I think it would be helpful if the IG focused more on deriving
real-world requirements. If anything the discussion seems to indicate
that the high-level requirements in ISSUE-17 may result in additional
requirements on the UA platform to provide the necessary support for
HNTF access methods for currently deployed HNTF network technologies. I
would suggest the IG address these items.


>>I strongly agree that we need to work with existing protocols and the
accomplishment of this objective is a key measure of the success of
HNTF. Fortunately, the low-level solution does not preclude the
high-level solution. Specification of the high-level solution brings
additional challenges in abstracting protocols with different approaches
and assumptions. I think this is something that we need to consider, but
I think the group can provide the simpler and more general solution in
the meantime.



Russell Berkoff




-----Original Message-----
[] On Behalf Of Bob Lund
Sent: Tuesday, June 14, 2011 9:54 AM
To: Jean-Claude Dufourd;
Subject: RE: about high-level or low-level API (ISSUE-17)




> -----Original Message-----

> From: [mailto:public-web-and-tv- 

>] On Behalf Of Jean-Claude Dufourd

> Sent: Tuesday, June 14, 2011 10:10 AM

> To:

> Subject: about high-level or low-level API (ISSUE-17)


> Dear all,


> I want to ask my question again in writing, because I did not get an 

> answer during the call and yet I think we need to answer it in order 

> to know what to do with ISSUE-17.

> What is the intent of ISSUE-17 ?

> Is it to standardize a list of API calls, the first of which (in the

> text) being "list discoverable home network media servers" ?

> Or is it to standardize a generic messaging API, and check that 

> everything listed in ISSUE-17 is possible ?

> This actually applies to more than just ISSUE-17


> If it is the first, then it is meaningful to discuss ISSUE-17 in 

> detail, bullet by bullet. So we would need a lot of telco time.

> If it is the second, then I believe it is not meaningful to discuss

> ISSUE-17 bullet by bullet, but just keep the list for later validation

> of the standard. If so we should not have spent as much time on it in 

> today's telco.


> Then my opinion on this subject is that we should only standardize a 

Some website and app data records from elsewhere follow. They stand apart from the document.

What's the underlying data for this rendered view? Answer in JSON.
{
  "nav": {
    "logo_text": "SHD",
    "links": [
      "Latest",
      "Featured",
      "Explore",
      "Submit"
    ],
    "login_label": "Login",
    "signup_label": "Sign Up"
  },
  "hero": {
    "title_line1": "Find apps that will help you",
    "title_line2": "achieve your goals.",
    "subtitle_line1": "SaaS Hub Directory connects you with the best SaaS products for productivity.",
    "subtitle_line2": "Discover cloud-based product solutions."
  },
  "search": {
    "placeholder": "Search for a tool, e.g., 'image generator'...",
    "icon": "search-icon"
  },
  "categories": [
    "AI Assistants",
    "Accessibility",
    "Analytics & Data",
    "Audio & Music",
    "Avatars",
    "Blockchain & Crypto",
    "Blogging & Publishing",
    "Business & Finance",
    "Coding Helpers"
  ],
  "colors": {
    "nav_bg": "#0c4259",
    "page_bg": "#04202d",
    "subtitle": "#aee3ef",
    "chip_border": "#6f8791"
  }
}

> small, low-level API for generic messaging, and not a very large set 

> of high-level messages that would never be up-to-date in the rapidly 

> evolving ecosystem of the home network.

> We should definitely design a standard that allows a document to call 

> any of the UPnP/DLNA services mentioned in ISSUE-17, but does not 

> duplicate the UPnP/DLNA service interfaces.


I agree with this. In addition to the issue of staying up to date, some
home networking technologies do not standardize the semantics of a
particular service interface, DNS-SD for example. There is a general
discovery mechanism and a generic syntax for exchanging messages but the
contents of the message are specific to the service. Exposing a service
specific API in the user agent then implies the user agent has service
specific knowledge. Clearly this does not scale.


I think the best course of action is to start with a generic API that
focuses on service discovery and a generic message passing and event
mechanism. As the industry gets experience with this, it may become that
higher level APIs would be appropriate. JavaScript functions could be
defined to provide a home network technology specific interface if that
is felt to be valuable.



> Best regards

> JC


> --

> JC Dufourd

> Directeur d'Etudes/Professor

> Groupe Multimedia/Multimedia Group

> Traitement du Signal et Images/Signal and Image Processing Telecom 

> ParisTech, 37-39 rue Dareau, 75014 Paris, France

> Tel: +33145817733 - Mob: +33677843843 - Fax: +33145817144




Received on Thursday, 16 June 2011 00:05:33 UTC